“The use of Passports, Driver’s License and Voter’s ID cards to allow for the inclusion of more Ghanaians in the registration process.”
Below is a statement by the Minority on SIM card registration
We as the Minority in Parliament have followed the policy directive issued by the
Honourable Minister for Communications and Digitalization on the registration of all SIM
cards in the Country which started on the 1st of October 2021 and would last for six
This registration process is to be done in two phases including the linking of a
Ghana Card to a SIM card and the physical visit to an agent of a service provider by a SIM
cardholder for an integration process to be completed.
In as much as we support any attempts to sanitize the digital ecosystem, we strongly
oppose any abuse of policy to unnecessarily inconvenience the citizens of Ghana. We find
it most inappropriate that the policy directive issues a fiat of deactivating SIM cards that
are not linked to the Ghana Card within the next six months. This we believe is a
retrospective application of legislation and a tunnel-visioned approach to sanitizing the
The current legislation that backs SIM registration in Ghana is the LI 2006 passed by
Parliament in 2011. This legislation saw the registration that happened in 2012. This
legislative instrument does not mandate the linkage of the Ghana Card to activate SIM
The National Identification Authority Act, 2006 (Act 707) and LI 2111 which
introduces the use of the Ghana Card as the principal document for registration of SIM
cards and Bank Accounts amongst others cannot be applied retrospectively to SIM cards
that were registered legally and legitimately under the existing Ll 2006. Section 7 of LI
2111 makes the use of the Ghana Card mandatory but does NOT make it the sole card for
the purposes of registration.
It is imperative that we state that any attempt to stretch the mandate of El 63 to justify
this latest directive on SIM cards as grossly misplaced. Section 100 of the Electronic
Communications Act, 2008 (Act 775) which forms the basis for El 63 imposes a liability
on the Service Providers to furnish the President with details of registered devices.
This duty does not extend to the customers of the Service Providers. It is in our considered
opinion that this attempt to compel and threaten Ghanaians with deactivating their SIM
cards come March 2022 is an unfortunate affront to the rights of Ghanaians.
To break this down, this new directive is akin to the Bank of Ghana issuing a fiat that bank
accounts would be closed if account holders do not link their accounts to the Ghana Card
After all, the NIA act also mandates that Bank Accounts need to be backed by Ghana Cards.
Another inconceivable scenario would be the Passports Office issuing a statement that all
passports must be revalidated because a few holders may have falsified the birth
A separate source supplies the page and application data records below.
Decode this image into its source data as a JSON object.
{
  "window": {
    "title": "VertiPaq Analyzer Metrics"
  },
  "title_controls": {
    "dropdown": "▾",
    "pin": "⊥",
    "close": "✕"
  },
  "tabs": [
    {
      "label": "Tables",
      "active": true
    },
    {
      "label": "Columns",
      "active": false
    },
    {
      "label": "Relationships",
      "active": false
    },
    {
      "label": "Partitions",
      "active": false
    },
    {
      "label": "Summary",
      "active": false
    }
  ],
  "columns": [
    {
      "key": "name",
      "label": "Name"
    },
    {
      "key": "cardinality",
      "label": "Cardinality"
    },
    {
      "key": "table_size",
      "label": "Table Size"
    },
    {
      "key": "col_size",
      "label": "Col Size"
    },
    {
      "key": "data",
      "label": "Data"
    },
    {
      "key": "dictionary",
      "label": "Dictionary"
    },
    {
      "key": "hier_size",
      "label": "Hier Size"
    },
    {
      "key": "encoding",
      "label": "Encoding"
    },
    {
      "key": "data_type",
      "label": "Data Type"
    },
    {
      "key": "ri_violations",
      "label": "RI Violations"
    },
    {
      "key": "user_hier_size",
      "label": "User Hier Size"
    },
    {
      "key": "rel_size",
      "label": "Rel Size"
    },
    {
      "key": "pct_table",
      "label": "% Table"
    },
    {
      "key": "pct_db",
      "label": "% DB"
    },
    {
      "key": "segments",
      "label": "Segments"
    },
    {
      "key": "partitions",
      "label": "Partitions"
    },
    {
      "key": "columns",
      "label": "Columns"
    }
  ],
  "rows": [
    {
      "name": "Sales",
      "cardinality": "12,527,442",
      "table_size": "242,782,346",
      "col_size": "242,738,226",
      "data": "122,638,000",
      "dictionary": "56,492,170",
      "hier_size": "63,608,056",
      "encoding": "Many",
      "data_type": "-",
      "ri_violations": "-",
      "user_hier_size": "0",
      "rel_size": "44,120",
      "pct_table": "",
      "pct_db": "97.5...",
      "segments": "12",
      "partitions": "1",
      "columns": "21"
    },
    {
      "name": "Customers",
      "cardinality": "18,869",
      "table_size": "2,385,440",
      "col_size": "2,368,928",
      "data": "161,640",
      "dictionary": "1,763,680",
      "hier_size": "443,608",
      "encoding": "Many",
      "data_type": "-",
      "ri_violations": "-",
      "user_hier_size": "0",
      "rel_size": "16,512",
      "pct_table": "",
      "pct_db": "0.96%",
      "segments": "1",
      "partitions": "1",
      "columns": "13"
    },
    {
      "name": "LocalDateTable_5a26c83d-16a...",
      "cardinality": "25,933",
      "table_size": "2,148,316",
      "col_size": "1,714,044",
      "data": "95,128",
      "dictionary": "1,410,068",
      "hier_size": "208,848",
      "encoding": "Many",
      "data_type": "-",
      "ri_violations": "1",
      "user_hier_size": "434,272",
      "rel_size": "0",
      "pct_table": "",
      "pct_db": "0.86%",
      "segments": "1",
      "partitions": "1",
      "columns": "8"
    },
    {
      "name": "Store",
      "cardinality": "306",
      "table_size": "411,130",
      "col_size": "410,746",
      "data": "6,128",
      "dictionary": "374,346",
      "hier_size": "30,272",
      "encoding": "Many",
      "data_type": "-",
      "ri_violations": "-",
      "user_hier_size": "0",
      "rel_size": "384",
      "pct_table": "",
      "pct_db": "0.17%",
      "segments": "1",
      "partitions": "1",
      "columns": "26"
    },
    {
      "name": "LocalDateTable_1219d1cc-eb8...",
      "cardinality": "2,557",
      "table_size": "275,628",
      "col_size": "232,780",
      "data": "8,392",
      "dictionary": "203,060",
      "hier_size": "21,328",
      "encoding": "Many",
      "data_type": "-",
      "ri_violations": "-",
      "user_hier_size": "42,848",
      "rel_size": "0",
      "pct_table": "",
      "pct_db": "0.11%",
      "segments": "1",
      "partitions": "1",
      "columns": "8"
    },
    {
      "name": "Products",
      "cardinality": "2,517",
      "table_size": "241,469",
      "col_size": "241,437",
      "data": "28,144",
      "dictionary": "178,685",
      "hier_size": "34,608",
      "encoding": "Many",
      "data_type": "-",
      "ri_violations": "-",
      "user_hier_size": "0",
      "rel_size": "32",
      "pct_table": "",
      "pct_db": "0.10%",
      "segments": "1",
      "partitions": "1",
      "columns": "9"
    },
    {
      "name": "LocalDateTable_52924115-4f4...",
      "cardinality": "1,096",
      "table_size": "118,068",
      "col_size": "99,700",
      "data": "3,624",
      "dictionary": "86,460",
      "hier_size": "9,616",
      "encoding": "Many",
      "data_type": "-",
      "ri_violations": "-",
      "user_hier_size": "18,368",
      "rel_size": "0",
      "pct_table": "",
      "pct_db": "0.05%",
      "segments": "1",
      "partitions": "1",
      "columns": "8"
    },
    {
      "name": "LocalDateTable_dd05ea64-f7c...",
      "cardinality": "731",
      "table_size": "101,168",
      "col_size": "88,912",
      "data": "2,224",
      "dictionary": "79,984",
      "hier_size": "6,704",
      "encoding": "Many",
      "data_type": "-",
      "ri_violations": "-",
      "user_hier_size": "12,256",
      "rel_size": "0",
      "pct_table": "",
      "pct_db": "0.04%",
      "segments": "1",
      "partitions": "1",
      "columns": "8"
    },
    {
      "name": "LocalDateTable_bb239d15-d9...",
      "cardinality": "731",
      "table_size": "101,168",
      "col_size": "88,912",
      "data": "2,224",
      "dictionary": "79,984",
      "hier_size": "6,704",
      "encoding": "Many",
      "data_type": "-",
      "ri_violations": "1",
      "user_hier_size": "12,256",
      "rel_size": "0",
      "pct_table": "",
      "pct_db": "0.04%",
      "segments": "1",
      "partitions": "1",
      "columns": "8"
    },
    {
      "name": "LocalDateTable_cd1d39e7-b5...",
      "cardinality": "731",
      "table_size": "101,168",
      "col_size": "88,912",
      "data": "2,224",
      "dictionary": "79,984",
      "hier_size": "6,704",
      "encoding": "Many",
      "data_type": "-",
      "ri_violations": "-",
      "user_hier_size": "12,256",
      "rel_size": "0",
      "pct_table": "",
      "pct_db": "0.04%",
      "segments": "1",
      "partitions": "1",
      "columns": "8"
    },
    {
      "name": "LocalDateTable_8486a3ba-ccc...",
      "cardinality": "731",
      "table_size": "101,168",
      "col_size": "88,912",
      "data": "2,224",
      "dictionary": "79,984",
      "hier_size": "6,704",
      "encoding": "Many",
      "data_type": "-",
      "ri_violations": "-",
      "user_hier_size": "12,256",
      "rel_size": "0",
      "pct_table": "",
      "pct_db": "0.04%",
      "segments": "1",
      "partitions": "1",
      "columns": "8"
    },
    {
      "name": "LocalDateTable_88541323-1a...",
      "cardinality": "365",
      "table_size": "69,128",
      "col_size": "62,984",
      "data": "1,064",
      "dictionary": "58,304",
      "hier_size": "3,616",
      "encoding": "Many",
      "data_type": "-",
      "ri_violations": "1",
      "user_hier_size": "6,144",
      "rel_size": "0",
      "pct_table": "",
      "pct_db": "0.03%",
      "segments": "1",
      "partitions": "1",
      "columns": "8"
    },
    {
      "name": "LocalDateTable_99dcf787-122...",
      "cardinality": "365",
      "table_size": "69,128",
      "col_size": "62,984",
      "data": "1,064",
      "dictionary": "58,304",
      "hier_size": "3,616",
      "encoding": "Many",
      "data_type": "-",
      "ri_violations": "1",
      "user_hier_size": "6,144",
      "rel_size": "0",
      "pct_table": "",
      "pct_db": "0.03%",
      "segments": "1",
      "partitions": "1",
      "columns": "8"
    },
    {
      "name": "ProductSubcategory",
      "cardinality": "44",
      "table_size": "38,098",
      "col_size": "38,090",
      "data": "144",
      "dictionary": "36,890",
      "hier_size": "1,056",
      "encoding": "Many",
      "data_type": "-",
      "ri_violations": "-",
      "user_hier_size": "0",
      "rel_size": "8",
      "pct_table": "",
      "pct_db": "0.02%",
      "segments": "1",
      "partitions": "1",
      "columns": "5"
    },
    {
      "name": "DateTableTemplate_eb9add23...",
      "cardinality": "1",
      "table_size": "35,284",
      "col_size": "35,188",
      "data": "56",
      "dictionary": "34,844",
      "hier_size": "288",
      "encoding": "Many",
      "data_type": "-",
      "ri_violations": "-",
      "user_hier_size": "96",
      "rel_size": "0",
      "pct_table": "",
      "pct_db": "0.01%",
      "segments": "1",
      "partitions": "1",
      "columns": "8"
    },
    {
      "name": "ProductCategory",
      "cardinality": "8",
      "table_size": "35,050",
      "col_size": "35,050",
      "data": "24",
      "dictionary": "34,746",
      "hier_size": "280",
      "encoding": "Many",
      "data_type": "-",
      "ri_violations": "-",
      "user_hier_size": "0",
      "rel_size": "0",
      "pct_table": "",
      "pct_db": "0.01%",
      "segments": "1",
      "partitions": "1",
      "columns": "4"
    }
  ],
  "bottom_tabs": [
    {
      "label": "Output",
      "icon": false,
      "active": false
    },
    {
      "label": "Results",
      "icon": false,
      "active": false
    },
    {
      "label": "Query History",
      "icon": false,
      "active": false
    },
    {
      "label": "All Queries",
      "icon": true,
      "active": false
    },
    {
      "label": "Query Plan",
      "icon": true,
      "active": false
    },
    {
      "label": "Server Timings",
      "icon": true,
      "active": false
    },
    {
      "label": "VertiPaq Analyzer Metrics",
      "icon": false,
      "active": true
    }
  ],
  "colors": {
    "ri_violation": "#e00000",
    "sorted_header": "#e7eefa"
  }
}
certificates or other primary documents used to acquire their passports. This is how
ludicrous it sounds that to deal with some instances of fraudulently acquired SIM cards
by unscrupulous persons would demand that all SIM cardholders must go back to
register their SIM cards. This is simply not a pragmatic approach.
The claim that linking a SIM card to the Ghana Card would prevent fraud is flawed. The
Ghana Card database is full of largely unverified GhanaPost GPS addresses which were
hastily generated at NIA registration centres and not linked to the physical addresses of
the registrants. It is important to note that residential mobility is high among the majority
of Ghanaians and as such addresses in the NIA database cannot be the basis for an
anticipated fight against SIM based digital crime.
Our recommendations on the SIM registration exercise are;
- The immediate withdrawal of the threat of deactivation of valid SIM cards by March 2022
- The scrapping of the physical visit to an agent of a service provider for authentication of the registration document
- An integrated referencing of databases of the Passport Office, DVLA, NHIA and SNIT with the NIA database whose cards were used largely as primary registration documents for previous SIM registrations.
- The use of Passports, Driver’s License and Voter’s ID cards to allow for the
inclusion of more Ghanaians in the registration process. We urge the Ministry of Communications and Digitalization to take these steps in good faith. We believe this would actually accelerate our digital ecosystem in this age of COVID-19.
We have also spoken to our lawyers to advise us on all legal options open to us on this matter.